Not all learning can happen in the classroom.  With a little imagination and intentional planning, learning can happen every day without even leaving your home.  Think of the science lesson that can happen with a simple hanging of a bird feeder.  You can casually or formally watch which birds come and which seeds they seem to prefer.  Simply watching the activity on the bird feeder can spark conversation that leads to learning.  Come inside and Google the questions that may arise.  Be intentional as you model “I wonder” questions and then discover the answer together.  Reading and researching on the computer is still valuable.  Cooking with your student is another outside of the classroom learning experience.  Experiment with different recipes, temperatures in the oven or on the BBQ.  Again, model the thinking that happens behind these tasks when you are not being pressed to finish them and homework that is looming.  By taking a moment and making regular occurrences a teaching opportunity, you are also modeling the joy of slowing down and enjoying the best parts that summer has to offer.  You model the simplicity of taking time and smelling of the roses.

Plan field trips.  Perhaps you live in an area that is rich in history, yet you like so many have not explored these treasures.  Even if you have explored the local points of interest, evaluate when it was and if your children are older, perhaps visit them again to gain a richer appreciation and understanding.  Museums across the country also have summer incentive programs.  Not only will you escape the heat of the day, but learning can happen in a fun and experimental way.

Remembering the basics is always beneficial for keeping the slide of learning from happening.  Having your children read should be a staple.  Read a book with your child and discuss the characters you like or dislike, making sure they comprehend the story.  There are several math sites that allow the practicing of math skills in a fun way as well.  The following are some places where your children can go to keep their skills sharp.

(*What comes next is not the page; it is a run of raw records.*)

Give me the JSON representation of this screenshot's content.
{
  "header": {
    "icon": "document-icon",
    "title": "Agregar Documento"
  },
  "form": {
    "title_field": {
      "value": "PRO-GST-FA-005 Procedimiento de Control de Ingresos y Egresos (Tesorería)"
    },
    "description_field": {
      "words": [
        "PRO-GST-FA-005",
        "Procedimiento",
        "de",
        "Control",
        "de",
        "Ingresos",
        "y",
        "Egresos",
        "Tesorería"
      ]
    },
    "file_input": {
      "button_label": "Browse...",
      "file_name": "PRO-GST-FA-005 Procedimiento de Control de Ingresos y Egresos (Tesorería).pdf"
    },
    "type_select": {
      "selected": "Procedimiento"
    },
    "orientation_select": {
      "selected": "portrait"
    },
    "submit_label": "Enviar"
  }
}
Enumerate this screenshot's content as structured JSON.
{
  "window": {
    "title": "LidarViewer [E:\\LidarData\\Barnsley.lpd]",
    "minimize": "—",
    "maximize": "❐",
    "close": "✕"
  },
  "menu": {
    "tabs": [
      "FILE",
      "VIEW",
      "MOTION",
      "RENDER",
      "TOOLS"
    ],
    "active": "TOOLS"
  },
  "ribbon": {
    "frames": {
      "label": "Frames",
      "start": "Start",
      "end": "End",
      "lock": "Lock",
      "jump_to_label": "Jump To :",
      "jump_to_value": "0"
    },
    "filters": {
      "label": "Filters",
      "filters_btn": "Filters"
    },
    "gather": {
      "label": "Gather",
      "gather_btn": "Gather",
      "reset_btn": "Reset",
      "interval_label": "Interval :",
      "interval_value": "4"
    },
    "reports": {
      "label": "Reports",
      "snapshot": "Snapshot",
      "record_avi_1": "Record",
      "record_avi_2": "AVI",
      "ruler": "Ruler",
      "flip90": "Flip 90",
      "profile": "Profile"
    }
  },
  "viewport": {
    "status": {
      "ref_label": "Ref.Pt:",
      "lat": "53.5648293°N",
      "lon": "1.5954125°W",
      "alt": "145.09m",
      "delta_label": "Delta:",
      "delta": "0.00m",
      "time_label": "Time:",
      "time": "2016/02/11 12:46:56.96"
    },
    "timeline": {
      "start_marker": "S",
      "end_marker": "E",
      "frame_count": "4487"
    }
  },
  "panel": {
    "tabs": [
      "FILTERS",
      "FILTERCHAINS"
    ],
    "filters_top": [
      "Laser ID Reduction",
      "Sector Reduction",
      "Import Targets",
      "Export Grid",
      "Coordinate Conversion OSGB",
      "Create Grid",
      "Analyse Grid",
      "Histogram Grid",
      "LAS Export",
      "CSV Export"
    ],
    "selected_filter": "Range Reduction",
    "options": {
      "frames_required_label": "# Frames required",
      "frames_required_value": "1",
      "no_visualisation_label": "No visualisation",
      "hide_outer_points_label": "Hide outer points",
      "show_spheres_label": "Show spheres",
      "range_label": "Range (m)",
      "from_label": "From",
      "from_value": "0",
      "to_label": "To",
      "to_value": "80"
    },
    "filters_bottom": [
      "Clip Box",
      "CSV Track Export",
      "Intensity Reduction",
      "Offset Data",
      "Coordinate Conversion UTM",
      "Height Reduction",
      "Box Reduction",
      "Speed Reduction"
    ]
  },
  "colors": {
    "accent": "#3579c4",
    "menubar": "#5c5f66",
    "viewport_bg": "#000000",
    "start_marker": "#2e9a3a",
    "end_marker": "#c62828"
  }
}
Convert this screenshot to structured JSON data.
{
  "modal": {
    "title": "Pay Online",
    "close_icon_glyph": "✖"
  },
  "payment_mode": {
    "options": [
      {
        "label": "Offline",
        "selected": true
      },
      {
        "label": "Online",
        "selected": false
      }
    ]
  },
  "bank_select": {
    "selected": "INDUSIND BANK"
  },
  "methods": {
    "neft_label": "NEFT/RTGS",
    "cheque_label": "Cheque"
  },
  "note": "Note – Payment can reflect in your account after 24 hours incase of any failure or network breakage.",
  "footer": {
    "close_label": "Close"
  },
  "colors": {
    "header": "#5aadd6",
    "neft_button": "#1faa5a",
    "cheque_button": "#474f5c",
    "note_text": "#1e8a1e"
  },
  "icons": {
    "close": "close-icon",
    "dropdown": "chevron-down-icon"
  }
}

By being purposeful in your activities this summer you can help your child continue to develop into a lifelong learner.  Also, your child will reap the benefits of time spent with you while maintaining important academic skills at the same time.